Agreed, and talking of Paul, have you done anything with Mr Weller of late?
“No, but I bumped into him at a Stone Foundation gig a couple of years ago, it was great to see him, and we WhatsApp a bit here and there. He’s been listening to the Monks Road and I always listen to whatever he does.”
“Sure, Paul’s always moving, and you’ve got to respect him for that. He doesn’t play it safe and never gives his audience what they think they want. He always goes where he wants to go, and I think that’s real integrity.”
Before we wrap up for now, I’ll return to Blow Monkeys territory, and your North London early days with Mick Anker (bass) and Neville Henry (sax). Remind me how you got to know each other.
“When I came back from Australia I answered an ad in the back of Melody Maker, then went up to Jacksons Lane Community Centre in Highgate, and there was Nev with a couple of others. And within a week we’d pretty much sacked off the rest of the band and decided that we wanted to form our own band. So we got Mick in, and there was a young kid hanging around playing drums, called Angus, who became our original drummer. And from that point on we just went for it.
“This was 1981 and we decided everyone was going to give up their jobs, we were going to rehearse five days a week, and it was full on. Those were the days when we were on the dole and you could live on the dole, it was like a safety net. A lot of bands couldn’t have existed without that, we didn’t get a deal for another four years and gigs were hard to get. We didn’t know anyone. It’s about starting right at the bottom, but we got a strong bond because of that.”

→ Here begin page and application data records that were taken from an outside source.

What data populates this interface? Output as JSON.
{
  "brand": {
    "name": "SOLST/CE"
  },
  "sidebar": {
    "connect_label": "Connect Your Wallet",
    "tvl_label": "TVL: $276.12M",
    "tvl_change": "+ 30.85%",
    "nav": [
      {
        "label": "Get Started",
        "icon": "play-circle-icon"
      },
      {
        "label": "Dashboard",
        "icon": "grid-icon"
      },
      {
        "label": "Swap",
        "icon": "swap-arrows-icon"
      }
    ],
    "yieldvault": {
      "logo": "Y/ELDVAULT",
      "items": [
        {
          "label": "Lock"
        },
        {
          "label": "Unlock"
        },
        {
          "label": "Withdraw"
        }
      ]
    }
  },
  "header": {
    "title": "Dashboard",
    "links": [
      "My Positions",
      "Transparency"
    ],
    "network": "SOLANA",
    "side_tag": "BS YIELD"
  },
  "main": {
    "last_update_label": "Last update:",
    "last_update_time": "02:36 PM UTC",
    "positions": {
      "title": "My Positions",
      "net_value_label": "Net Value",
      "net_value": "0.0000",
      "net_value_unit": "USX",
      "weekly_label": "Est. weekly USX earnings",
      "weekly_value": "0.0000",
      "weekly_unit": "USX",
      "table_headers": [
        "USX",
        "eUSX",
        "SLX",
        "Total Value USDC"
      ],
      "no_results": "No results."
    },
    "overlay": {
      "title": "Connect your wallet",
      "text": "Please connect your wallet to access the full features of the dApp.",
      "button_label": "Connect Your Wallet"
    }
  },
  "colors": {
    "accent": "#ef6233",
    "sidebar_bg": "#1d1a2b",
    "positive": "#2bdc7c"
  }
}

Well, we could quite easily get on from that to what this current generation of emerging bands face now, with changes afoot with regard to crossing borders following the dreaded B-word, throwing away our EU membership and the like. But we’ll save that for next time, right?
“Yeah, yeah, that’s another discussion!”
For the previous WriteWyattUK feature/interview with Dr Robert, from March 2016, head here.
The Blow Monkeys play Altrincham’s Cinnamon Club on Friday, April 3rd, Lytham St Annes’ Lowther Pavilion on Sunday, April 12th (01253 794221), the Robin 2 in Bilston on Thursday, July 9th, Wigan The Old Courts on Saturday, July 11th, and The Atrium at Tower House, Douglas on the Isle of Man on Friday, July 24th. To keep up to date with the band’s plans, you can find out more via their website and Facebook, Instagram and Twitter platforms. And for more about Monks Road Social, including a Monday, May 11th live date at Camden’s Jazz Cafe in London, head here.